[Dataset rows describing interfaces]
━━━━━━━━━━━━━━━━━━━━

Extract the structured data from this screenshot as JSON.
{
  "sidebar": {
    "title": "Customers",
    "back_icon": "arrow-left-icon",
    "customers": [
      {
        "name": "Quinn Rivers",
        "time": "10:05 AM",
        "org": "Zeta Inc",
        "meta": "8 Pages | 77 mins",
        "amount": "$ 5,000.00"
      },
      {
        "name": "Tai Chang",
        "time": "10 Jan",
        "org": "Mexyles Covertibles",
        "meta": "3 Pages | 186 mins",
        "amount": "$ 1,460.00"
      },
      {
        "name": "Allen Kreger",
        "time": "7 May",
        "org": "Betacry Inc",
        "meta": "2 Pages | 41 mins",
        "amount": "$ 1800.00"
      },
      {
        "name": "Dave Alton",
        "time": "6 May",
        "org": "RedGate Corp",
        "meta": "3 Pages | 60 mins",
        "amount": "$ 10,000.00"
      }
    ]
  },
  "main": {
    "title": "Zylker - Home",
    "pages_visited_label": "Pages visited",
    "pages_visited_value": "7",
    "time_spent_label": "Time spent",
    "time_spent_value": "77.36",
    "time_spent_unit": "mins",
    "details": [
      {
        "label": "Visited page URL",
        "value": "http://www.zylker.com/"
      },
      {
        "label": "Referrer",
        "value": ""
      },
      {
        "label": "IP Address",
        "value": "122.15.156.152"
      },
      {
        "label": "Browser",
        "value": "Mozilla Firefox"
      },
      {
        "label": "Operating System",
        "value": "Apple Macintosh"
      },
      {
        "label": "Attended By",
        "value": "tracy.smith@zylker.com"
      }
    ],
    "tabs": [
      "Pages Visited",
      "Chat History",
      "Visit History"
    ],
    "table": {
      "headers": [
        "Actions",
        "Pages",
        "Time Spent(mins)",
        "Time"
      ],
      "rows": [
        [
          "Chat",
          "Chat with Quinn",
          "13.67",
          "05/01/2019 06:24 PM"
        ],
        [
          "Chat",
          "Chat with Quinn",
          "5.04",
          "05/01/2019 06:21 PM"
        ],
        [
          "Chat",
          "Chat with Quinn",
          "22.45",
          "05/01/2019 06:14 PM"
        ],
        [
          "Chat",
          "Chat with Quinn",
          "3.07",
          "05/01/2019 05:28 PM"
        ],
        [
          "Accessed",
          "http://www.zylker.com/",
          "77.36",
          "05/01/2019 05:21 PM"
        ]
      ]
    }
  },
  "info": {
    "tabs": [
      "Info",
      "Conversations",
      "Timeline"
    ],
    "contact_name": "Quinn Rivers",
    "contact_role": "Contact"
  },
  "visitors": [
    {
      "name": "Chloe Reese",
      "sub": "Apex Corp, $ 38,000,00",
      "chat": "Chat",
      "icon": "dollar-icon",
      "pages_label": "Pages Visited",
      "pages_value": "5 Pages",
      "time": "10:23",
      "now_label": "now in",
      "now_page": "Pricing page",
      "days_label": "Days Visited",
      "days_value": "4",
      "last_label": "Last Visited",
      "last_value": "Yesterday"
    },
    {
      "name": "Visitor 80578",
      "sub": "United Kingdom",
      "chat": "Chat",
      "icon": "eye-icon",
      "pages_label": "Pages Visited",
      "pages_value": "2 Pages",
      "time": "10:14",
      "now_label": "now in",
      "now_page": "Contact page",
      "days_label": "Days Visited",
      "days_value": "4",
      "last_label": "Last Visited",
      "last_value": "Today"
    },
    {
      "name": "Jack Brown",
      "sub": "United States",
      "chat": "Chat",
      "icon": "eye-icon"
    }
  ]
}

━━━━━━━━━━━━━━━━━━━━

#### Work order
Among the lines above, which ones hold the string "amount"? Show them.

#### Response below
        "amount": "$ 5,000.00"
        "amount": "$ 1,460.00"
        "amount": "$ 1800.00"
        "amount": "$ 10,000.00"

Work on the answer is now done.